“Dice,” “Pencil” symbol from The Noun Project collection.
“Paper” symbol by Tom Schott, from The Noun Project collection.
“Quote” symbol by Henry Ryder, from The Noun Project collection.
“Note” symbol by Brendan Lynch, from the Noune Project collection.
“Pawn” symbol by Kenneth Von Alt, from The Noun Project collection.
“Dialog” symbol by Dima Yagnyuk, from The Noun Project collection.

This graphic is released under a Creative Commons Attribution license.

So, a little background: John made some observations about RPG rules presentation on a Google Plus thread. Luke Crane suggested this could be modeled as a hierarchy by some designerly folks. I took the case and made slight slight tweaks broaden the scope to board games, too. Feel free to use this in your discussions. I'm not really interested in getting into game theory debates though. :)


  1. I can't get access to the source document. Is it set to public? Cause if it isn't I don't think I'm the only one with this issue.

  2. D'oh! It's here: http://dl.dropbox.com/u/7247980/HierarchyofInterface.indd

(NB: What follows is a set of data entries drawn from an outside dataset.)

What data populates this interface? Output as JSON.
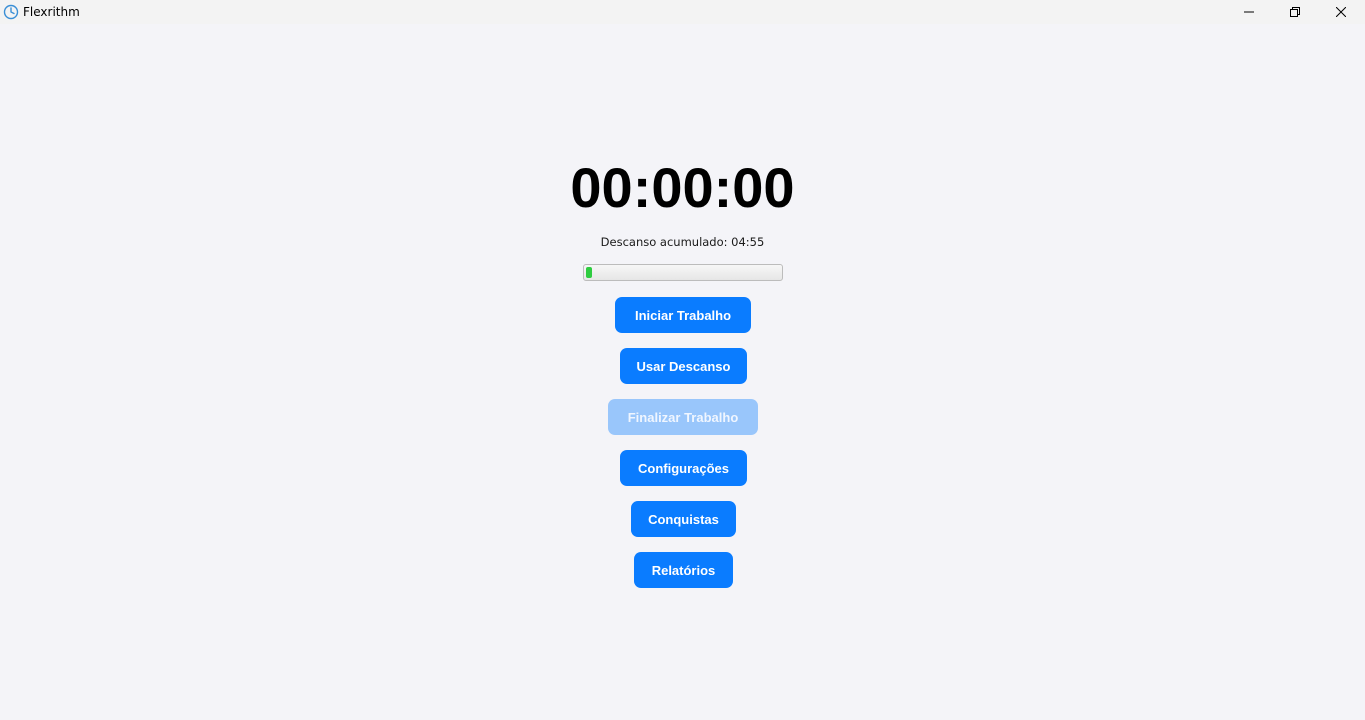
{
  "window": {
    "title": "Flexrithm",
    "app_icon": "clock-icon",
    "controls": {
      "minimize_icon": "minimize-icon",
      "maximize_icon": "restore-icon",
      "close_icon": "close-icon"
    }
  },
  "timer": {
    "display": "00:00:00"
  },
  "rest": {
    "label": "Descanso acumulado: 04:55",
    "progress_fraction": 0.03,
    "progress_color": "#2ecc40"
  },
  "actions": [
    {
      "label": "Iniciar Trabalho",
      "enabled": true
    },
    {
      "label": "Usar Descanso",
      "enabled": true
    },
    {
      "label": "Finalizar Trabalho",
      "enabled": false
    },
    {
      "label": "Configurações",
      "enabled": true
    },
    {
      "label": "Conquistas",
      "enabled": true
    },
    {
      "label": "Relatórios",
      "enabled": true
    }
  ],
  "colors": {
    "accent": "#0a7cff",
    "accent_disabled": "#99c6fb",
    "background": "#f4f4f8"
  }
}
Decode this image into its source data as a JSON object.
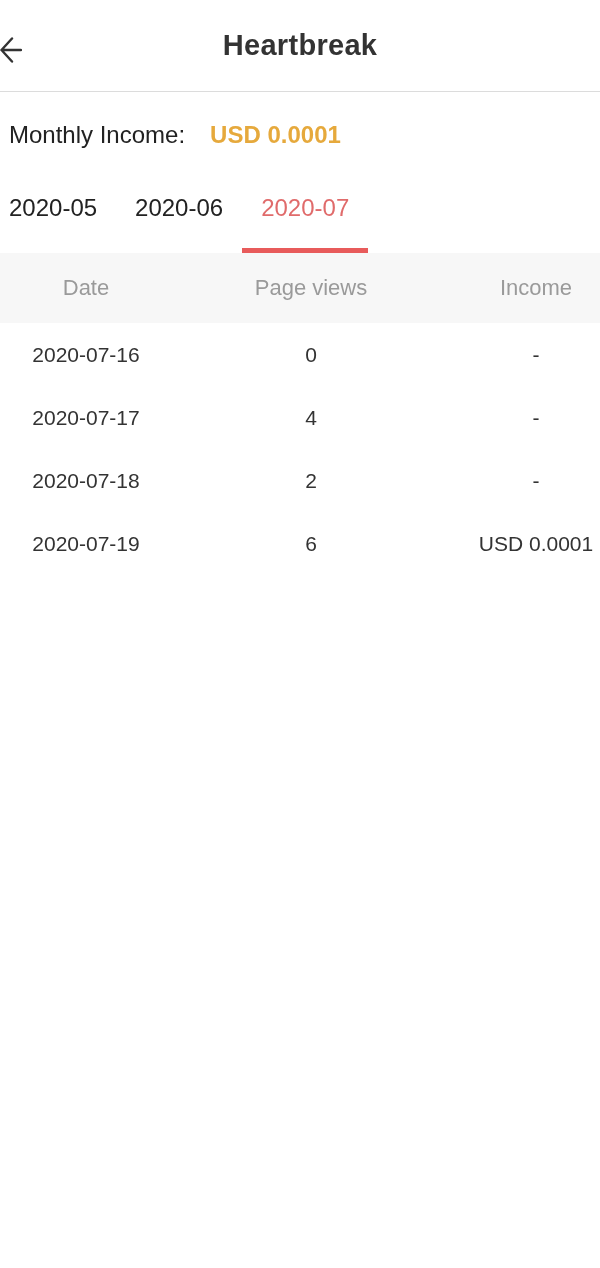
{
  "header": {
    "title": "Heartbreak"
  },
  "summary": {
    "label": "Monthly Income:",
    "value": "USD 0.0001"
  },
  "tabs": [
    {
      "label": "2020-05",
      "selected": false
    },
    {
      "label": "2020-06",
      "selected": false
    },
    {
      "label": "2020-07",
      "selected": true
    }
  ],
  "table": {
    "columns": [
      "Date",
      "Page views",
      "Income"
    ],
    "rows": [
      [
        "2020-07-16",
        "0",
        "-"
      ],
      [
        "2020-07-17",
        "4",
        "-"
      ],
      [
        "2020-07-18",
        "2",
        "-"
      ],
      [
        "2020-07-19",
        "6",
        "USD 0.0001"
      ]
    ]
  }
}
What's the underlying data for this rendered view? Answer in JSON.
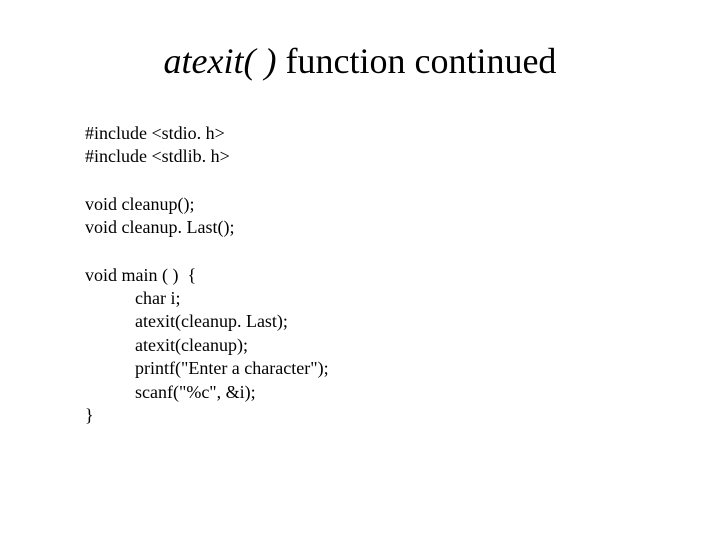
{
  "title": {
    "func": "atexit( )",
    "rest": " function continued"
  },
  "code": {
    "l1": "#include <stdio. h>",
    "l2": "#include <stdlib. h>",
    "l3": "void cleanup();",
    "l4": "void cleanup. Last();",
    "l5": "void main ( )  {",
    "l6": "char i;",
    "l7": "atexit(cleanup. Last);",
    "l8": "atexit(cleanup);",
    "l9": "printf(\"Enter a character\");",
    "l10": "scanf(\"%c\", &i);",
    "l11": "}"
  }
}
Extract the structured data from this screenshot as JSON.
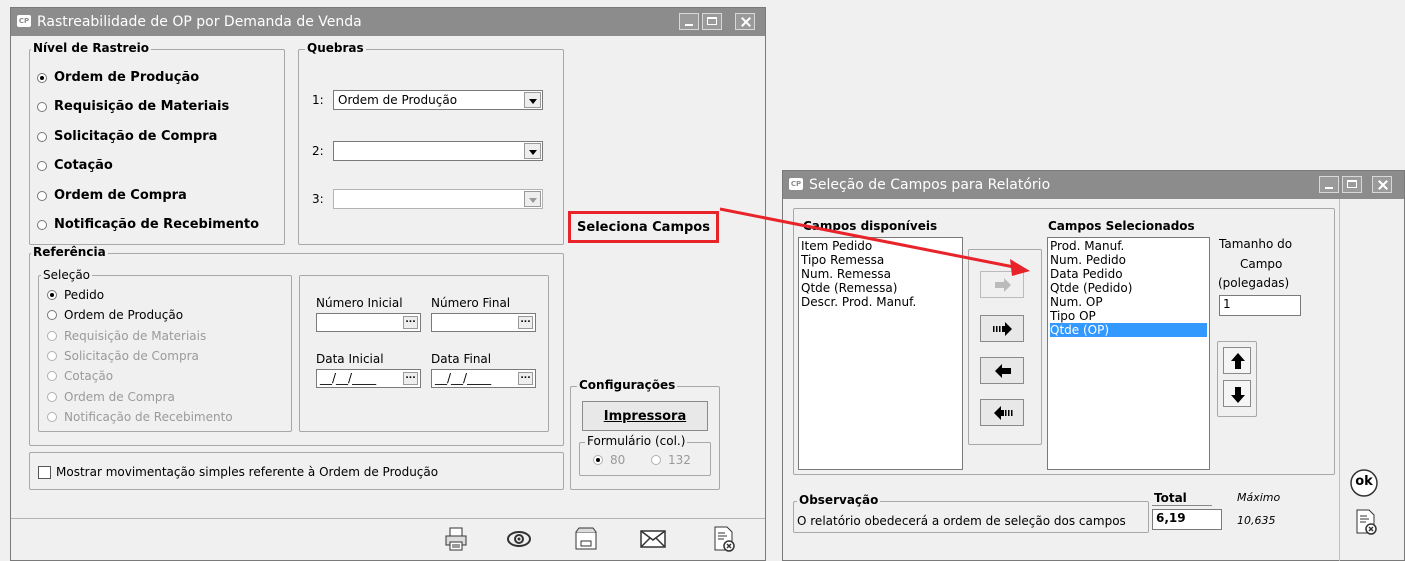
{
  "window1": {
    "title": "Rastreabilidade de OP por Demanda de Venda",
    "app_icon": "CP",
    "nivel": {
      "legend": "Nível de Rastreio",
      "options": [
        "Ordem de Produção",
        "Requisição de Materiais",
        "Solicitação de Compra",
        "Cotação",
        "Ordem de Compra",
        "Notificação de Recebimento"
      ],
      "selected": 0
    },
    "quebras": {
      "legend": "Quebras",
      "rows": [
        {
          "num": "1:",
          "value": "Ordem de Produção",
          "enabled": true
        },
        {
          "num": "2:",
          "value": "",
          "enabled": true
        },
        {
          "num": "3:",
          "value": "",
          "enabled": false
        }
      ]
    },
    "seleciona_button": "Seleciona Campos",
    "referencia": {
      "legend": "Referência",
      "selecao_legend": "Seleção",
      "options": [
        {
          "label": "Pedido",
          "enabled": true,
          "selected": true
        },
        {
          "label": "Ordem de Produção",
          "enabled": true,
          "selected": false
        },
        {
          "label": "Requisição de Materiais",
          "enabled": false,
          "selected": false
        },
        {
          "label": "Solicitação de Compra",
          "enabled": false,
          "selected": false
        },
        {
          "label": "Cotação",
          "enabled": false,
          "selected": false
        },
        {
          "label": "Ordem de Compra",
          "enabled": false,
          "selected": false
        },
        {
          "label": "Notificação de Recebimento",
          "enabled": false,
          "selected": false
        }
      ],
      "numero_inicial_label": "Número Inicial",
      "numero_final_label": "Número Final",
      "data_inicial_label": "Data Inicial",
      "data_final_label": "Data Final",
      "data_inicial_value": "__/__/____",
      "data_final_value": "__/__/____",
      "ellipsis": "..."
    },
    "config": {
      "legend": "Configurações",
      "printer_button": "Impressora",
      "formulario_legend": "Formulário (col.)",
      "option_80": "80",
      "option_132": "132"
    },
    "checkbox_label": "Mostrar movimentação simples referente à Ordem de Produção",
    "toolbar_icons": [
      "printer-icon",
      "preview-eye-icon",
      "disk-icon",
      "email-icon",
      "close-document-icon"
    ]
  },
  "window2": {
    "title": "Seleção de Campos para Relatório",
    "app_icon": "CP",
    "disponiveis_label": "Campos disponíveis",
    "disponiveis": [
      "Item Pedido",
      "Tipo Remessa",
      "Num. Remessa",
      "Qtde (Remessa)",
      "Descr. Prod. Manuf."
    ],
    "selecionados_label": "Campos Selecionados",
    "selecionados": [
      "Prod. Manuf.",
      "Num. Pedido",
      "Data Pedido",
      "Qtde (Pedido)",
      "Num. OP",
      "Tipo OP",
      "Qtde (OP)"
    ],
    "selected_index": 6,
    "tamanho_label": [
      "Tamanho do",
      "Campo",
      "(polegadas)"
    ],
    "tamanho_value": "1",
    "observacao_legend": "Observação",
    "observacao_text": "O relatório obedecerá a ordem de seleção dos campos",
    "total_label": "Total",
    "total_value": "6,19",
    "maximo_label": "Máximo",
    "maximo_value": "10,635",
    "ok_label": "ok"
  },
  "colors": {
    "highlight": "#e8242a",
    "selection": "#3399ff",
    "titlebar": "#8c8c8c"
  }
}
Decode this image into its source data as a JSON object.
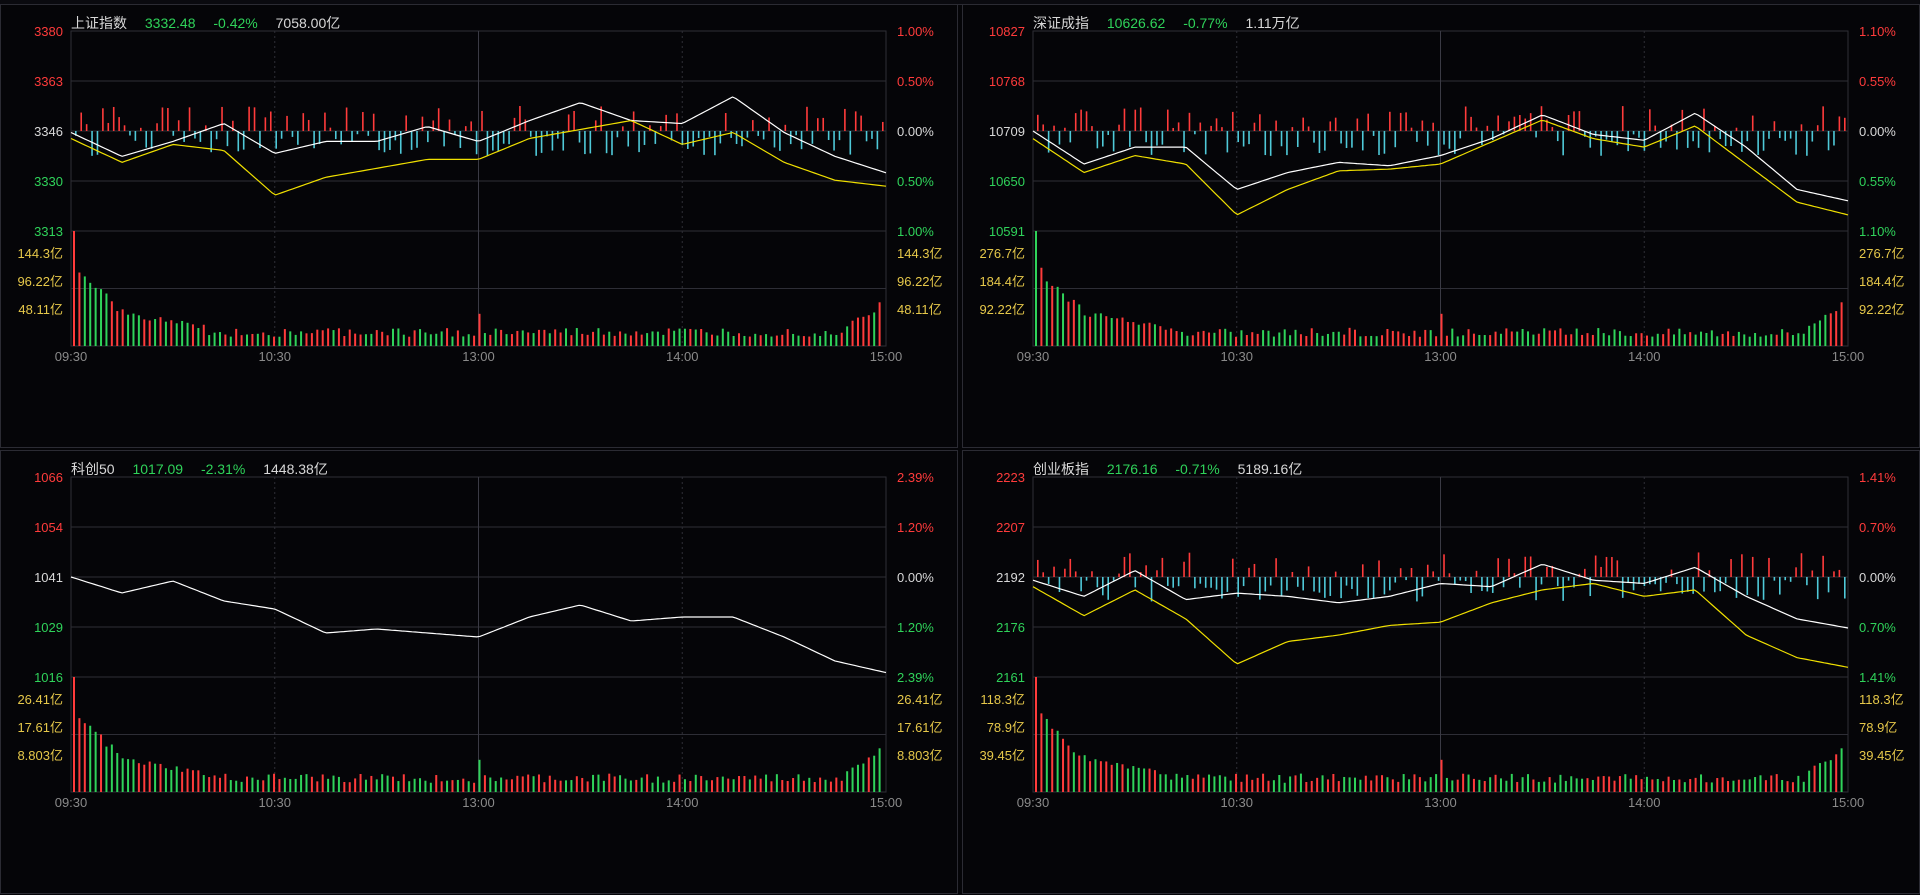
{
  "colors": {
    "up": "#ff3b3b",
    "down": "#2fd35a",
    "flat": "#d8d8d8",
    "volume_label": "#e6c84a",
    "price_line": "#ffffff",
    "avg_line": "#f0e000",
    "bar_up": "#ff3b3b",
    "bar_down": "#4fc9d8",
    "grid": "#2e2e36",
    "time_label": "#8a8a8a"
  },
  "panels": [
    {
      "id": "sh",
      "name": "上证指数",
      "price": "3332.48",
      "change": "-0.42%",
      "amount": "7058.00亿",
      "price_ticks": [
        "3380",
        "3363",
        "3346",
        "3330",
        "3313"
      ],
      "pct_ticks": [
        "1.00%",
        "0.50%",
        "0.00%",
        "0.50%",
        "1.00%"
      ],
      "vol_ticks": [
        "144.3亿",
        "96.22亿",
        "48.11亿"
      ],
      "time_ticks": [
        "09:30",
        "10:30",
        "13:00",
        "14:00",
        "15:00"
      ]
    },
    {
      "id": "sz",
      "name": "深证成指",
      "price": "10626.62",
      "change": "-0.77%",
      "amount": "1.11万亿",
      "price_ticks": [
        "10827",
        "10768",
        "10709",
        "10650",
        "10591"
      ],
      "pct_ticks": [
        "1.10%",
        "0.55%",
        "0.00%",
        "0.55%",
        "1.10%"
      ],
      "vol_ticks": [
        "276.7亿",
        "184.4亿",
        "92.22亿"
      ],
      "time_ticks": [
        "09:30",
        "10:30",
        "13:00",
        "14:00",
        "15:00"
      ]
    },
    {
      "id": "kc",
      "name": "科创50",
      "price": "1017.09",
      "change": "-2.31%",
      "amount": "1448.38亿",
      "price_ticks": [
        "1066",
        "1054",
        "1041",
        "1029",
        "1016"
      ],
      "pct_ticks": [
        "2.39%",
        "1.20%",
        "0.00%",
        "1.20%",
        "2.39%"
      ],
      "vol_ticks": [
        "26.41亿",
        "17.61亿",
        "8.803亿"
      ],
      "time_ticks": [
        "09:30",
        "10:30",
        "13:00",
        "14:00",
        "15:00"
      ]
    },
    {
      "id": "cy",
      "name": "创业板指",
      "price": "2176.16",
      "change": "-0.71%",
      "amount": "5189.16亿",
      "price_ticks": [
        "2223",
        "2207",
        "2192",
        "2176",
        "2161"
      ],
      "pct_ticks": [
        "1.41%",
        "0.70%",
        "0.00%",
        "0.70%",
        "1.41%"
      ],
      "vol_ticks": [
        "118.3亿",
        "78.9亿",
        "39.45亿"
      ],
      "time_ticks": [
        "09:30",
        "10:30",
        "13:00",
        "14:00",
        "15:00"
      ]
    }
  ],
  "chart_data": [
    {
      "type": "line",
      "title": "上证指数",
      "x": [
        "09:30",
        "09:45",
        "10:00",
        "10:15",
        "10:30",
        "10:45",
        "11:00",
        "11:15",
        "11:30/13:00",
        "13:15",
        "13:30",
        "13:45",
        "14:00",
        "14:15",
        "14:30",
        "14:45",
        "15:00"
      ],
      "series": [
        {
          "values": [
            3346,
            3338,
            3343,
            3349,
            3339,
            3343,
            3343,
            3348,
            3343,
            3350,
            3356,
            3350,
            3349,
            3358,
            3346,
            3338,
            3332.5
          ]
        },
        {
          "values": [
            3344,
            3336,
            3342,
            3340,
            3325,
            3331,
            3334,
            3337,
            3337,
            3344,
            3347,
            3350,
            3342,
            3346,
            3336,
            3330,
            3328
          ]
        }
      ],
      "ylim": [
        3313,
        3380
      ],
      "y2lim": [
        -1.0,
        1.0
      ],
      "volume_ylim": [
        0,
        144.3
      ],
      "volume_label_unit": "亿"
    },
    {
      "type": "line",
      "title": "深证成指",
      "x": [
        "09:30",
        "09:45",
        "10:00",
        "10:15",
        "10:30",
        "10:45",
        "11:00",
        "11:15",
        "11:30/13:00",
        "13:15",
        "13:30",
        "13:45",
        "14:00",
        "14:15",
        "14:30",
        "14:45",
        "15:00"
      ],
      "series": [
        {
          "values": [
            10709,
            10670,
            10690,
            10690,
            10640,
            10660,
            10672,
            10668,
            10680,
            10700,
            10728,
            10705,
            10698,
            10730,
            10690,
            10640,
            10626.6
          ]
        },
        {
          "values": [
            10700,
            10660,
            10680,
            10670,
            10610,
            10640,
            10662,
            10664,
            10670,
            10696,
            10722,
            10700,
            10690,
            10715,
            10670,
            10625,
            10610
          ]
        }
      ],
      "ylim": [
        10591,
        10827
      ],
      "y2lim": [
        -1.1,
        1.1
      ],
      "volume_ylim": [
        0,
        276.7
      ],
      "volume_label_unit": "亿"
    },
    {
      "type": "line",
      "title": "科创50",
      "x": [
        "09:30",
        "09:45",
        "10:00",
        "10:15",
        "10:30",
        "10:45",
        "11:00",
        "11:15",
        "11:30/13:00",
        "13:15",
        "13:30",
        "13:45",
        "14:00",
        "14:15",
        "14:30",
        "14:45",
        "15:00"
      ],
      "series": [
        {
          "values": [
            1041,
            1037,
            1040,
            1035,
            1033,
            1027,
            1028,
            1027,
            1026,
            1031,
            1034,
            1030,
            1031,
            1031,
            1026,
            1020,
            1017.1
          ]
        }
      ],
      "ylim": [
        1016,
        1066
      ],
      "y2lim": [
        -2.39,
        2.39
      ],
      "volume_ylim": [
        0,
        26.41
      ],
      "volume_label_unit": "亿"
    },
    {
      "type": "line",
      "title": "创业板指",
      "x": [
        "09:30",
        "09:45",
        "10:00",
        "10:15",
        "10:30",
        "10:45",
        "11:00",
        "11:15",
        "11:30/13:00",
        "13:15",
        "13:30",
        "13:45",
        "14:00",
        "14:15",
        "14:30",
        "14:45",
        "15:00"
      ],
      "series": [
        {
          "values": [
            2191,
            2186,
            2194,
            2185,
            2187,
            2186,
            2184,
            2186,
            2190,
            2189,
            2196,
            2191,
            2190,
            2195,
            2186,
            2179,
            2176.2
          ]
        },
        {
          "values": [
            2189,
            2180,
            2188,
            2179,
            2165,
            2172,
            2174,
            2177,
            2178,
            2184,
            2188,
            2190,
            2186,
            2188,
            2174,
            2167,
            2164
          ]
        }
      ],
      "ylim": [
        2161,
        2223
      ],
      "y2lim": [
        -1.41,
        1.41
      ],
      "volume_ylim": [
        0,
        118.3
      ],
      "volume_label_unit": "亿"
    }
  ]
}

  3. the quote at the bottom is difficult for me to read on any of my pcs.

  4. The original quote is available from the linked source, but here it is copied and pasted.

    “This is why I feel game interfaces (character sheets, cheat sheets) are more important than rules text and rules text is more important than rules and rules are more important than design intent when it comes to actual play... we generally can’t assume players will read the rules, that GMs won’t remember more than 5-7 distinct pieces of information at a time without reference, and if we don’t provide teaching tools, that the game will be taught correctly.”



Post a Comment

Popular posts from this blog

5 Graphic Design and Typography Tips for your Card Game

Troubleshooting: How to fix "Remove Blank Lines for Empty Fields" in InDesign Data Merge

One Thing to Avoid in Game Design